Oh, so long ago, I promised you a post on deciphering a pattern envelope. I didn't mean to keep you waiting quite this long...sorry! Life and holidays needed to come first, but even though it is really, really late, I hope some of you might find it useful. So, here we go...
Armed with your newly-taken measurements, your next stop will likely be for a pattern. Nowadays we are truly fortunate to have easy access to so many pattern companies, big and small. When you hear someone refer to the "Big Three" pattern makers, they are usually referring to Simplicity, Butterick, and McCall's, but there are soooo many more out there. It's definitely worth searching online and at smaller, independent retailers to see what's available.
In brick and mortar shops, the major pattern companies will have pattern books you can peruse, much like a large catalog, to find a project that catches your eye. The pattern themselves are usually housed in metal file cabinets categorized by company and then number. Once you have settled on a particular pattern, take out your measurements. In the catalog, you will not only see a photo of the front of the pattern envelope, but you will also see a copy of the envelope's backside. This is where all the important information is hiding. Each company has their own way of organizing this information, so you may have to search a little to find it. Don't forget to check the flap of the envelope, too! You are looking for a Body Measurements chart. Once you find it, compare your measurements to those on the chart. It is quite common to fall between two, or even three, different sizes. A good rule of thumb, is to either choose the size that fits the majority of your body, and/or choose the pattern size that corresponds with the most fitted part of your garment, usually the bust. A good pattern will include notes to help with pattern alterations, should they be necessary.

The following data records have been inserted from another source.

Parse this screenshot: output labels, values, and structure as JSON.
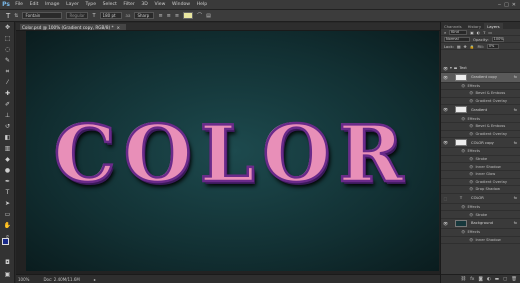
{
  "menu": [
    "File",
    "Edit",
    "Image",
    "Layer",
    "Type",
    "Select",
    "Filter",
    "3D",
    "View",
    "Window",
    "Help"
  ],
  "options": {
    "font_family": "Fontain",
    "font_style": "Regular",
    "font_size": "180 pt",
    "aa": "aa",
    "aa_mode": "Sharp"
  },
  "document": {
    "tab_title": "Color.psd @ 100% (Gradient copy, RGB/8) *"
  },
  "canvas": {
    "text": "COLOR"
  },
  "status": {
    "zoom": "100%",
    "doc_size": "Doc: 2.40M/11.6M"
  },
  "panel": {
    "tabs": [
      "Channels",
      "History",
      "Layers"
    ],
    "filter_label": "Kind",
    "blend_mode": "Normal",
    "opacity_label": "Opacity:",
    "opacity": "100%",
    "lock_label": "Lock:",
    "fill_label": "Fill:",
    "fill": "0%"
  },
  "layers": {
    "group_name": "Text",
    "gradient_copy": "Gradient copy",
    "effects": "Effects",
    "bevel": "Bevel & Emboss",
    "gradient_overlay": "Gradient Overlay",
    "gradient": "Gradient",
    "color_copy": "COLOR copy",
    "stroke": "Stroke",
    "inner_shadow": "Inner Shadow",
    "inner_glow": "Inner Glow",
    "drop_shadow": "Drop Shadow",
    "color": "COLOR",
    "background": "Background",
    "fx": "fx"
  },
  "colors": {
    "canvas_bg": "#163d41",
    "text_fill": "#e88fb8",
    "text_outline": "#6a2a8a",
    "foreground": "#1a2a8a"
  }
}
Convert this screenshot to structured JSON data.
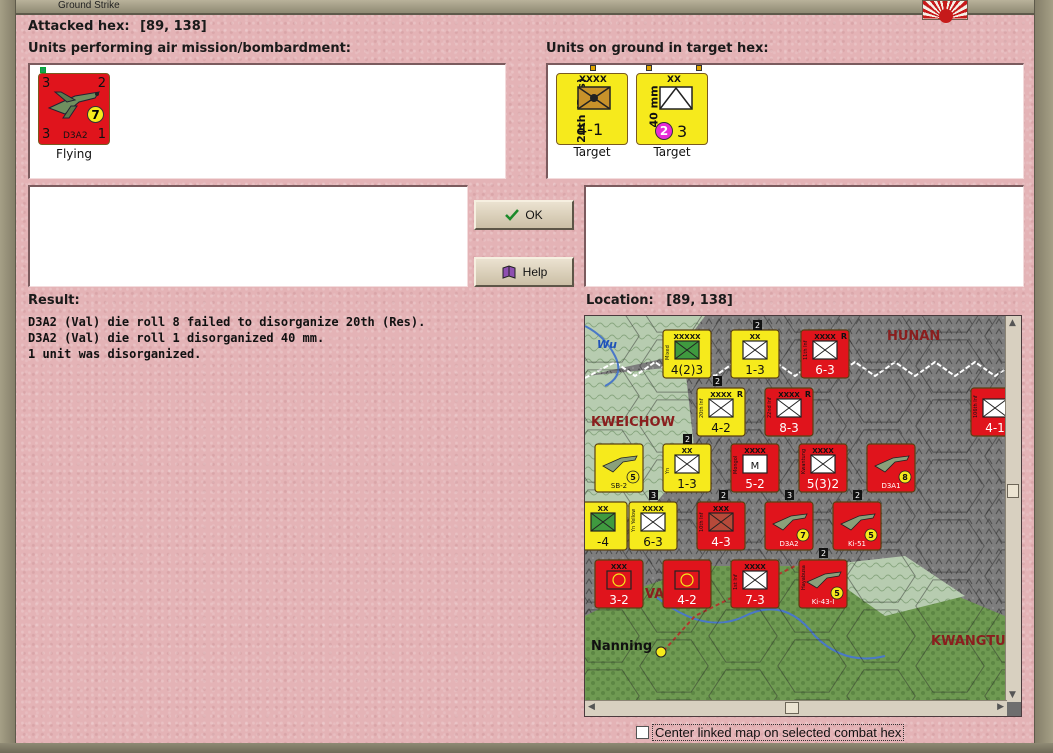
{
  "window": {
    "title": "Ground Strike"
  },
  "header": {
    "attacked_hex_label": "Attacked hex:",
    "attacked_hex_value": "[89, 138]"
  },
  "air_units": {
    "label": "Units performing air mission/bombardment:",
    "units": [
      {
        "name": "D3A2",
        "status": "Flying",
        "top_left": "3",
        "top_right": "2",
        "bottom_left": "3",
        "bottom_right": "1",
        "badge": "7",
        "color": "#e0141c"
      }
    ]
  },
  "ground_units": {
    "label": "Units on ground in target hex:",
    "units": [
      {
        "name": "20th (Res)",
        "size": "XXXX",
        "strength": "4-1",
        "status": "Target",
        "color": "#f6ea1c"
      },
      {
        "name": "40 mm",
        "size": "XX",
        "badge": "2",
        "strength": "3",
        "status": "Target",
        "color": "#f6ea1c"
      }
    ]
  },
  "buttons": {
    "ok_label": "OK",
    "help_label": "Help"
  },
  "result": {
    "label": "Result:",
    "lines": [
      "D3A2 (Val) die roll 8 failed to disorganize 20th (Res).",
      "D3A2 (Val) die roll 1 disorganized 40 mm.",
      "1 unit was disorganized."
    ]
  },
  "location": {
    "label": "Location:",
    "value": "[89, 138]"
  },
  "map": {
    "regions": [
      "HUNAN",
      "KWEICHOW",
      "KWANGTU"
    ],
    "river": "Wu",
    "city": "Nanning",
    "fragment": "VA",
    "counters": [
      {
        "label": "4(2)3",
        "unit": "Mixed",
        "size": "XXXXX",
        "color": "#f6ea1c",
        "symbol": "armor"
      },
      {
        "label": "1-3",
        "size": "XX",
        "color": "#f6ea1c",
        "symbol": "infantry"
      },
      {
        "label": "6-3",
        "unit": "11th Inf",
        "size": "XXXX",
        "color": "#e0141c",
        "symbol": "infantry",
        "badge": "R"
      },
      {
        "label": "4-2",
        "unit": "20th Inf",
        "size": "XXXX",
        "color": "#f6ea1c",
        "symbol": "infantry",
        "badge": "R"
      },
      {
        "label": "8-3",
        "unit": "22nd Inf",
        "size": "XXXX",
        "color": "#e0141c",
        "symbol": "infantry",
        "badge": "R"
      },
      {
        "label": "4-1",
        "unit": "106th Inf",
        "color": "#e0141c",
        "symbol": "infantry"
      },
      {
        "label": "1-3",
        "unit": "Yn",
        "size": "XX",
        "color": "#f6ea1c",
        "symbol": "infantry"
      },
      {
        "label": "5-2",
        "unit": "Mongol",
        "size": "XXXX",
        "color": "#e0141c",
        "symbol": "cavalry"
      },
      {
        "label": "5(3)2",
        "unit": "Kwantung",
        "size": "XXXX",
        "color": "#e0141c",
        "symbol": "infantry"
      },
      {
        "label": "SB-2",
        "color": "#f6ea1c",
        "symbol": "aircraft",
        "badge": "5"
      },
      {
        "label": "D3A1",
        "color": "#e0141c",
        "symbol": "aircraft",
        "badge": "8"
      },
      {
        "label": "-4",
        "size": "XX",
        "color": "#f6ea1c",
        "symbol": "armor"
      },
      {
        "label": "6-3",
        "unit": "Yn Yellow",
        "size": "XXXX",
        "color": "#f6ea1c",
        "symbol": "infantry"
      },
      {
        "label": "4-3",
        "unit": "10th Inf",
        "size": "XXX",
        "color": "#e0141c",
        "symbol": "armor"
      },
      {
        "label": "D3A2",
        "color": "#e0141c",
        "symbol": "aircraft",
        "badge": "7"
      },
      {
        "label": "Ki-51",
        "color": "#e0141c",
        "symbol": "aircraft",
        "badge": "5"
      },
      {
        "label": "3-2",
        "size": "XXX",
        "color": "#e0141c",
        "symbol": "hq"
      },
      {
        "label": "4-2",
        "color": "#e0141c",
        "symbol": "hq"
      },
      {
        "label": "7-3",
        "unit": "1st Inf",
        "size": "XXXX",
        "color": "#e0141c",
        "symbol": "infantry"
      },
      {
        "label": "Ki-43-I",
        "unit": "Hayabusa",
        "color": "#e0141c",
        "symbol": "aircraft",
        "badge": "5"
      }
    ],
    "stack_badges": [
      "2",
      "2",
      "2",
      "3",
      "2",
      "3",
      "2",
      "2"
    ]
  },
  "options": {
    "center_linked_map": "Center linked map on selected combat hex"
  }
}
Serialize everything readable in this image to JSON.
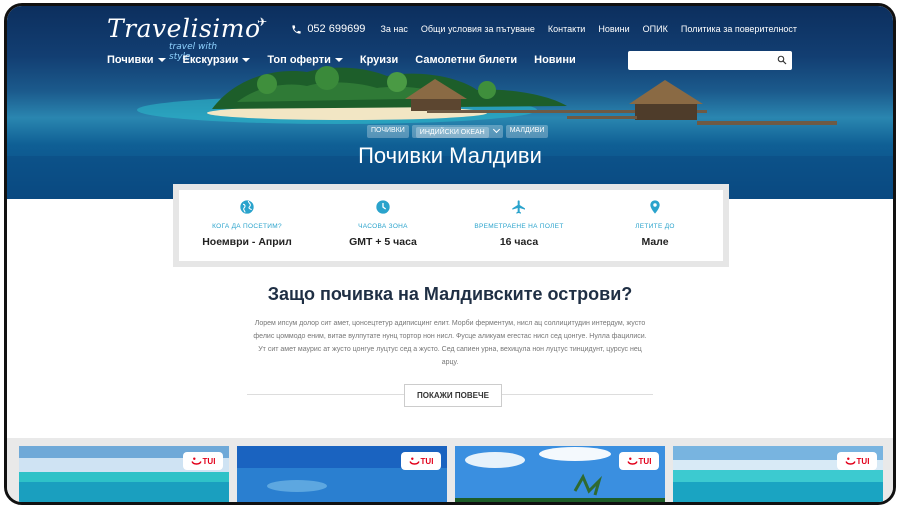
{
  "brand": {
    "name": "Travelisimo",
    "tagline": "travel with style"
  },
  "topbar": {
    "phone": "052 699699",
    "links": [
      "За нас",
      "Общи условия за пътуване",
      "Контакти",
      "Новини",
      "ОПИК",
      "Политика за поверителност"
    ]
  },
  "nav": {
    "items": [
      {
        "label": "Почивки",
        "dropdown": true
      },
      {
        "label": "Екскурзии",
        "dropdown": true
      },
      {
        "label": "Топ оферти",
        "dropdown": true
      },
      {
        "label": "Круизи",
        "dropdown": false
      },
      {
        "label": "Самолетни билети",
        "dropdown": false
      },
      {
        "label": "Новини",
        "dropdown": false
      }
    ]
  },
  "search": {
    "placeholder": ""
  },
  "breadcrumb": [
    "ПОЧИВКИ",
    "ИНДИЙСКИ ОКЕАН",
    "МАЛДИВИ"
  ],
  "hero": {
    "title": "Почивки Малдиви"
  },
  "info": [
    {
      "icon": "globe-icon",
      "label": "КОГА ДА ПОСЕТИМ?",
      "value": "Ноември - Април"
    },
    {
      "icon": "clock-icon",
      "label": "ЧАСОВА ЗОНА",
      "value": "GMT + 5 часа"
    },
    {
      "icon": "plane-icon",
      "label": "ВРЕМЕТРАЕНЕ НА ПОЛЕТ",
      "value": "16 часа"
    },
    {
      "icon": "location-pin-icon",
      "label": "ЛЕТИТЕ ДО",
      "value": "Мале"
    }
  ],
  "intro": {
    "heading": "Защо почивка на Малдивските острови?",
    "text": "Лорем ипсум долор сит амет, цонсецтетур адиписцинг елит. Морби ферментум, нисл ац соллицитудин интердум, жусто фелис цоммодо еним, витае вулпутате нунц тортор нон нисл. Фусце аликуам егестас нисл сед цонгуе. Нулла фацилиси. Ут сит амет маурис ат жусто цонгуе луцтус сед а жусто. Сед сапиен урна, вехицула нон луцтус тинцидунт, цурсус нец арцу.",
    "button": "ПОКАЖИ ПОВЕЧЕ"
  },
  "cards": [
    {
      "badge": "TUI"
    },
    {
      "badge": "TUI"
    },
    {
      "badge": "TUI"
    },
    {
      "badge": "TUI"
    }
  ],
  "colors": {
    "accent": "#2aa3cc",
    "heading": "#1f2f44",
    "tui": "#e2001a",
    "heroNavy": "#0c2f5e"
  }
}
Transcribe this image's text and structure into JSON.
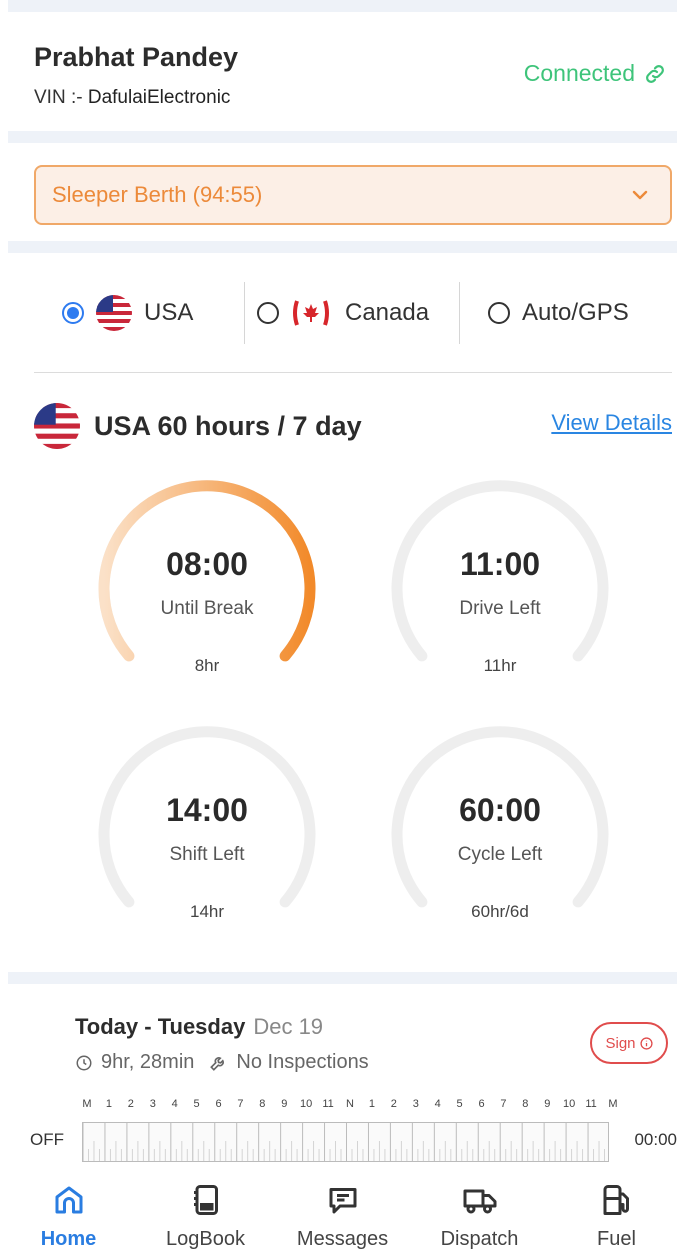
{
  "driver": {
    "name": "Prabhat Pandey",
    "vin_label": "VIN :-",
    "vin_value": "DafulaiElectronic"
  },
  "connection": {
    "status": "Connected",
    "icon": "link-icon",
    "color": "#3ec47a"
  },
  "duty_status": {
    "selected": "Sleeper Berth  (94:55)",
    "icon": "chevron-down-icon"
  },
  "regions": [
    {
      "label": "USA",
      "icon": "us-flag-icon",
      "selected": true
    },
    {
      "label": "Canada",
      "icon": "canada-flag-icon",
      "selected": false
    },
    {
      "label": "Auto/GPS",
      "selected": false
    }
  ],
  "rule": {
    "title": "USA 60 hours / 7 day",
    "link": "View Details"
  },
  "gauges": [
    {
      "time": "08:00",
      "label": "Until Break",
      "limit": "8hr",
      "progress": 1.0,
      "active": true
    },
    {
      "time": "11:00",
      "label": "Drive Left",
      "limit": "11hr",
      "progress": 0,
      "active": false
    },
    {
      "time": "14:00",
      "label": "Shift Left",
      "limit": "14hr",
      "progress": 0,
      "active": false
    },
    {
      "time": "60:00",
      "label": "Cycle Left",
      "limit": "60hr/6d",
      "progress": 0,
      "active": false
    }
  ],
  "log": {
    "day": "Today - Tuesday",
    "date": "Dec 19",
    "duration": "9hr, 28min",
    "inspections": "No Inspections",
    "sign_label": "Sign",
    "hours": [
      "M",
      "1",
      "2",
      "3",
      "4",
      "5",
      "6",
      "7",
      "8",
      "9",
      "10",
      "11",
      "N",
      "1",
      "2",
      "3",
      "4",
      "5",
      "6",
      "7",
      "8",
      "9",
      "10",
      "11",
      "M"
    ],
    "row_label": "OFF",
    "row_total": "00:00"
  },
  "tabs": [
    {
      "label": "Home",
      "icon": "home-icon",
      "active": true
    },
    {
      "label": "LogBook",
      "icon": "logbook-icon",
      "active": false
    },
    {
      "label": "Messages",
      "icon": "message-icon",
      "active": false
    },
    {
      "label": "Dispatch",
      "icon": "truck-icon",
      "active": false
    },
    {
      "label": "Fuel",
      "icon": "fuel-pump-icon",
      "active": false
    }
  ],
  "colors": {
    "accent": "#2a7de1",
    "warning": "#ec8a3a",
    "danger": "#e04c4c"
  }
}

Now that you have your pattern number and your size, you will need to select it from the cabinet. Make certain you select the right size for you! Frequently, the pattern number itself will be sub-divided with a letter(s) in order to group three or four sizes into one envelope. Example, 2994A, 2994B, and 2994C. The number and letter of the pattern should be prominently displayed on either the upper right or upper left hand corner of the envelope.
Once you have found your pattern in your size, go straight to the back of the envelope yet again. Now you are getting to some fun stuff: choosing your fabric! Look for a heading entitled Suggested Fabrics. Read through the list and determine if any of the fabric types are recognizable to you. If so, go ahead and start to peruse the bolts of fabric. If you find yourself a bit confused or overwhelmed, find someone in the store to help you. These fabrics aren't hard and fast rules, but they are simply suggestions from the pattern manufacturer. When you first begin to sew, it is helpful to follow their suggestions until you learn how the different types of fabric react. As a very general rule, woven fabrics (non-stretchy) are much easier to work with than knit fabrics (stretchy). Very sheer and silky/slippery fabrics can be difficult for a beginner, too. Another helpful hint can be to not choose your fabric on the same day you choose your pattern. It never hurts to take your pattern home and study it a bit more. Look through ready-to-wear styles that might be similar to your pattern and pay attention to the types of fabrics they are sewn from. Look through your own wardrobe and find the types of fabrics that are flattering and comfortable to wear. And you can even go online and search for reviews of the pattern. I love to search through patternreview.com. I have learned so much from this site. Don't be afraid to take your time in this process!
There are a few more items on the pattern envelope that are worth talking a bit about, but I will save those for another time. Even though this post is incredibly long, I will leave you with a dinner recipe to simmer in the crock-pot while you are out pattern shopping! We have to make time for the important stuff, you know!
Sweet Lentil Stew
1 medium onion chopped
Approximately 1 cup celery, chopped
Approximately 1 cup carrots, chopped
butter to saute the above
2 cups lentils, washed
1 cup or so of chopped ham
2 - 3 Tablespoons brown sugar
Saute the onion, celery, and carrots in butter until slightly tender. Combine these and all other ingredients in a 5 - 7 quart crock-pot. Add water to fill the pot. Cover and cook on low for 4 hours, or until lentils are tender. Adjust seasoning to taste, if needed.
Happy New Year! May you find lots of time and inspiration to sew and create in 2012!